__Exercise directions__
Reproduce, without alteration, every line of the data; exclude the images.

__Supplied entries__
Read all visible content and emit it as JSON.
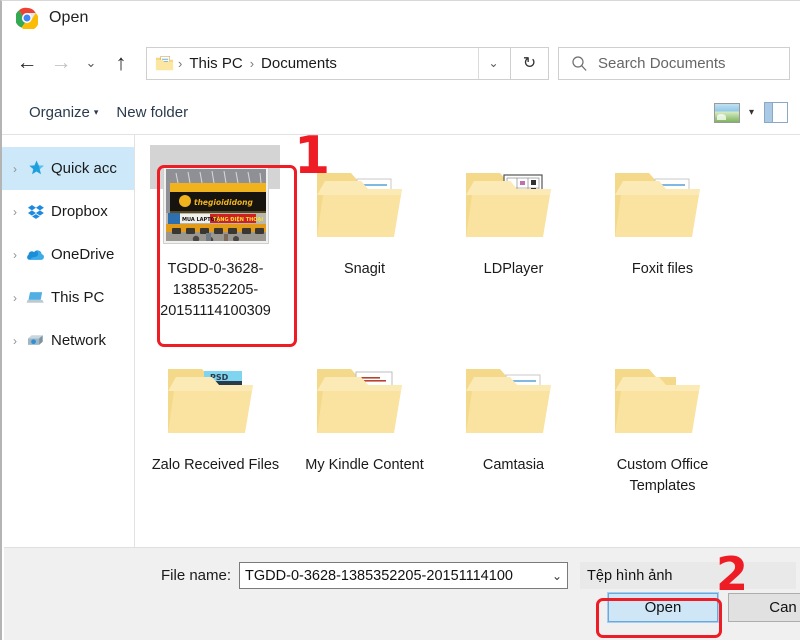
{
  "window": {
    "title": "Open",
    "app_icon": "chrome-icon"
  },
  "nav": {
    "back": "←",
    "forward": "→",
    "history": "⌄",
    "up": "↑",
    "refresh": "↻",
    "dropdown": "⌄"
  },
  "breadcrumb": {
    "icon": "documents-folder-icon",
    "items": [
      "This PC",
      "Documents"
    ],
    "separator": "›"
  },
  "search": {
    "placeholder": "Search Documents",
    "icon": "search-icon"
  },
  "toolbar": {
    "organize_label": "Organize",
    "organize_caret": "▾",
    "new_folder_label": "New folder",
    "view_icon": "large-icons-view-icon",
    "view_caret": "▾",
    "preview_pane_icon": "preview-pane-icon"
  },
  "sidebar": {
    "items": [
      {
        "label": "Quick acc",
        "icon": "star-icon",
        "chevron": "›",
        "active": true
      },
      {
        "label": "Dropbox",
        "icon": "dropbox-icon",
        "chevron": "›",
        "active": false
      },
      {
        "label": "OneDrive",
        "icon": "onedrive-cloud-icon",
        "chevron": "›",
        "active": false
      },
      {
        "label": "This PC",
        "icon": "computer-icon",
        "chevron": "›",
        "active": false
      },
      {
        "label": "Network",
        "icon": "network-icon",
        "chevron": "›",
        "active": false
      }
    ]
  },
  "files": {
    "items": [
      {
        "name": "TGDD-0-3628-1385352205-20151114100309",
        "type": "image",
        "icon": "image-thumbnail",
        "selected": true,
        "thumbnail_text": "thegioididong",
        "thumbnail_banner": "MUA LAPTOP  TẶNG ĐIỆN THOẠI"
      },
      {
        "name": "Snagit",
        "type": "folder",
        "icon": "folder-icon",
        "selected": false
      },
      {
        "name": "LDPlayer",
        "type": "folder",
        "icon": "folder-icon",
        "selected": false
      },
      {
        "name": "Foxit files",
        "type": "folder",
        "icon": "folder-icon",
        "selected": false
      },
      {
        "name": "Zalo Received Files",
        "type": "folder",
        "icon": "folder-icon",
        "selected": false
      },
      {
        "name": "My Kindle Content",
        "type": "folder",
        "icon": "folder-icon",
        "selected": false
      },
      {
        "name": "Camtasia",
        "type": "folder",
        "icon": "folder-icon",
        "selected": false
      },
      {
        "name": "Custom Office Templates",
        "type": "folder",
        "icon": "folder-icon",
        "selected": false
      }
    ]
  },
  "footer": {
    "file_name_label": "File name:",
    "file_name_value": "TGDD-0-3628-1385352205-20151114100",
    "file_name_caret": "⌄",
    "file_type_value": "Tệp hình ảnh",
    "open_button": "Open",
    "cancel_button": "Can"
  },
  "annotations": {
    "step1": "1",
    "step2": "2",
    "color": "#ee1c25"
  }
}
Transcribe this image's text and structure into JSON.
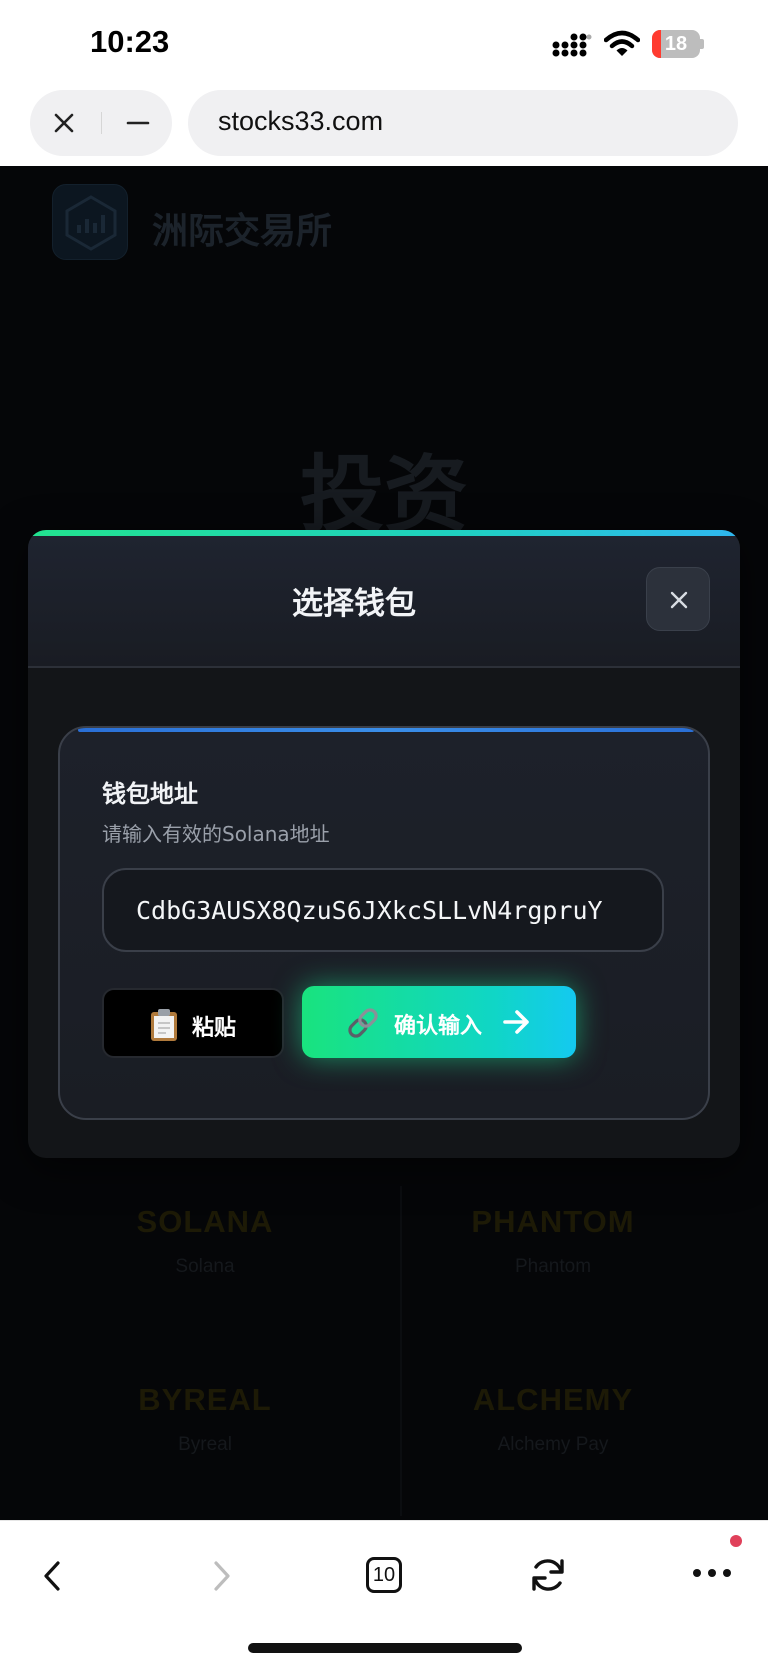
{
  "status_bar": {
    "time": "10:23",
    "battery_level": "18",
    "battery_fraction": 0.18,
    "battery_color": "#ff3b30",
    "icons": [
      "signal-icon",
      "wifi-icon",
      "battery-icon"
    ]
  },
  "browser": {
    "url": "stocks33.com",
    "tabs_count": "10",
    "icons": [
      "close-icon",
      "minimize-icon",
      "back-icon",
      "forward-icon",
      "tabs-icon",
      "reload-icon",
      "more-icon"
    ]
  },
  "page": {
    "brand": "洲际交易所",
    "hero_title": "投资",
    "wallets": [
      {
        "name": "SOLANA",
        "sub": "Solana"
      },
      {
        "name": "PHANTOM",
        "sub": "Phantom"
      },
      {
        "name": "BYREAL",
        "sub": "Byreal"
      },
      {
        "name": "ALCHEMY",
        "sub": "Alchemy Pay"
      }
    ]
  },
  "modal": {
    "title": "选择钱包",
    "accent_colors": [
      "#22e38f",
      "#2fb7f0"
    ],
    "address_label": "钱包地址",
    "address_hint": "请输入有效的Solana地址",
    "address_value": "CdbG3AUSX8QzuS6JXkcSLLvN4rgpruY",
    "paste_label": "粘贴",
    "paste_icon": "clipboard-icon",
    "confirm_label": "确认输入",
    "confirm_icons": [
      "link-icon",
      "arrow-right-icon"
    ]
  }
}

__Task output__
Read all visible content and emit it as JSON.
{
  "window": {
    "title": "Open",
    "app_icon": "chrome-icon"
  },
  "nav": {
    "back": "←",
    "forward": "→",
    "history": "⌄",
    "up": "↑",
    "refresh": "↻",
    "dropdown": "⌄"
  },
  "breadcrumb": {
    "icon": "documents-folder-icon",
    "items": [
      "This PC",
      "Documents"
    ],
    "separator": "›"
  },
  "search": {
    "placeholder": "Search Documents",
    "icon": "search-icon"
  },
  "toolbar": {
    "organize_label": "Organize",
    "organize_caret": "▾",
    "new_folder_label": "New folder",
    "view_icon": "large-icons-view-icon",
    "view_caret": "▾",
    "preview_pane_icon": "preview-pane-icon"
  },
  "sidebar": {
    "items": [
      {
        "label": "Quick acc",
        "icon": "star-icon",
        "chevron": "›",
        "active": true
      },
      {
        "label": "Dropbox",
        "icon": "dropbox-icon",
        "chevron": "›",
        "active": false
      },
      {
        "label": "OneDrive",
        "icon": "onedrive-cloud-icon",
        "chevron": "›",
        "active": false
      },
      {
        "label": "This PC",
        "icon": "computer-icon",
        "chevron": "›",
        "active": false
      },
      {
        "label": "Network",
        "icon": "network-icon",
        "chevron": "›",
        "active": false
      }
    ]
  },
  "files": {
    "items": [
      {
        "name": "TGDD-0-3628-1385352205-20151114100309",
        "type": "image",
        "icon": "image-thumbnail",
        "selected": true,
        "thumbnail_text": "thegioididong",
        "thumbnail_banner": "MUA LAPTOP  TẶNG ĐIỆN THOẠI"
      },
      {
        "name": "Snagit",
        "type": "folder",
        "icon": "folder-icon",
        "selected": false
      },
      {
        "name": "LDPlayer",
        "type": "folder",
        "icon": "folder-icon",
        "selected": false
      },
      {
        "name": "Foxit files",
        "type": "folder",
        "icon": "folder-icon",
        "selected": false
      },
      {
        "name": "Zalo Received Files",
        "type": "folder",
        "icon": "folder-icon",
        "selected": false
      },
      {
        "name": "My Kindle Content",
        "type": "folder",
        "icon": "folder-icon",
        "selected": false
      },
      {
        "name": "Camtasia",
        "type": "folder",
        "icon": "folder-icon",
        "selected": false
      },
      {
        "name": "Custom Office Templates",
        "type": "folder",
        "icon": "folder-icon",
        "selected": false
      }
    ]
  },
  "footer": {
    "file_name_label": "File name:",
    "file_name_value": "TGDD-0-3628-1385352205-20151114100",
    "file_name_caret": "⌄",
    "file_type_value": "Tệp hình ảnh",
    "open_button": "Open",
    "cancel_button": "Can"
  },
  "annotations": {
    "step1": "1",
    "step2": "2",
    "color": "#ee1c25"
  }
}
Transcribe this image's text and structure into JSON.
{
  "status_bar": {
    "time": "10:23",
    "battery_level": "18",
    "battery_fraction": 0.18,
    "battery_color": "#ff3b30",
    "icons": [
      "signal-icon",
      "wifi-icon",
      "battery-icon"
    ]
  },
  "browser": {
    "url": "stocks33.com",
    "tabs_count": "10",
    "icons": [
      "close-icon",
      "minimize-icon",
      "back-icon",
      "forward-icon",
      "tabs-icon",
      "reload-icon",
      "more-icon"
    ]
  },
  "page": {
    "brand": "洲际交易所",
    "hero_title": "投资",
    "wallets": [
      {
        "name": "SOLANA",
        "sub": "Solana"
      },
      {
        "name": "PHANTOM",
        "sub": "Phantom"
      },
      {
        "name": "BYREAL",
        "sub": "Byreal"
      },
      {
        "name": "ALCHEMY",
        "sub": "Alchemy Pay"
      }
    ]
  },
  "modal": {
    "title": "选择钱包",
    "accent_colors": [
      "#22e38f",
      "#2fb7f0"
    ],
    "address_label": "钱包地址",
    "address_hint": "请输入有效的Solana地址",
    "address_value": "CdbG3AUSX8QzuS6JXkcSLLvN4rgpruY",
    "paste_label": "粘贴",
    "paste_icon": "clipboard-icon",
    "confirm_label": "确认输入",
    "confirm_icons": [
      "link-icon",
      "arrow-right-icon"
    ]
  }
}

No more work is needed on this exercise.